Our Lady Peace could have played anything and the fans would have accepted it, even though OLP took the stage more than 90 minutes late. Dubbed “an evening with,” which translates to “no opener,” with a 7:30 p.m. showtime, the Canadian band hit the stage close to 9 p.m.
But it was a dramatic entry for Our Lady Peace, who arrived onstage in darkness, save blinking lights on the soundboard. The opening song, “All for You,” began with an explosion of bright white lights that lit the band from behind.
The lights rarely focused on the band and instead beamed parallel to the stage, behind the group, portraying the musicians as giant silhouettes on the ornate walls. It offered a nightclub feel, where Our Lady Peace were almost the background. In a rare moment, spotlights cascaded on the band during “Right Behind You (Mafia).”
Overhead lights brightened the main floor as fans drowned Maida in his own choruses in songs like “Superman’s Dead” or the anthemic “Innocent.” The crowd punched their collective fists in the air during “Innocent” as if the chorus was a war cry and waved their arms during “Clumsy,” in which Maida sings, “I’ll be waving my hand watching you drown/ Watching you scream/ Quiet or loud.”
Each time Maida tried to speak, the rabid audience’s deafening screams overthrew the singer, who is married to pianist/chanteuse Chantal Kreviazuk. He smiled as he waited for the noise to die down, and midway through “Superman’s Dead,” he stopped and addressed the crowd.
“We did that festival in the summer and the same amount of people showed up,” Maida said about the 89X (CIMX-FM) Birthday Bash in Pontiac, Michigan, on June 1. “You sang your hearts, souls and asses off. Detroit, we know you got it in you, so let’s tear the roof off this place.”
He returned to “Superman’s Dead,” leading the audience in an a cappella sing-along of the line, “Doesn’t anybody ever know?” Maida responded, “That sounded so good, let’s do it again.” After the second time, the State Theatre was aglow as Our Lady Peace forcefully returned to the music.
While climbing on the base of one of the knight sculptures which bookend the stage, Maida teased the audience during the hit “Starseed” by reaching down into the crowd and pulling his hand back quickly before anyone could touch him.
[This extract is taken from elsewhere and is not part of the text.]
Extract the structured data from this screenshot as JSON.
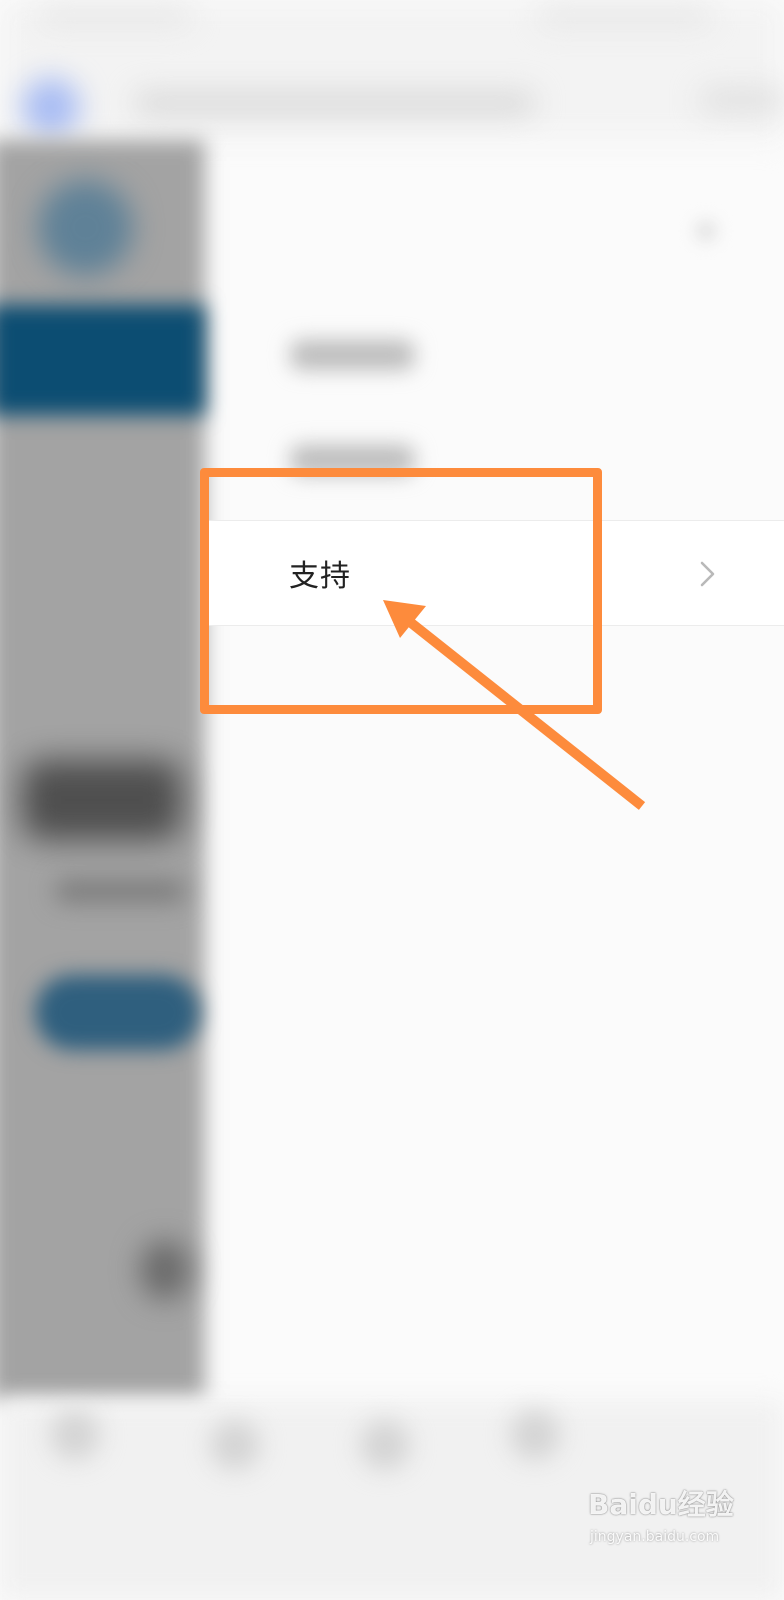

Parking lots surrounding the State Theatre — in Detroit’s theater district — were peppered with license plates from Ontario, just across the Detroit River. Several fans shook Canadian flags at Our Lady Peace as the main floor moved forward and back, like waves of an ocean.
It was a sort of homecoming for new guitarist Steve Mazur, a native of Port Huron, Michigan, more than an hour north of Detroit.
“All I have to say is, we all know that this is Steve’s hometown,” Maida said. “But Detroit, man, the way you guys are making us feel, we all feel like we’re from Detroit. Thank you very much.”
For more sights and stories from concerts around the country, check out MTV News Tour Reports.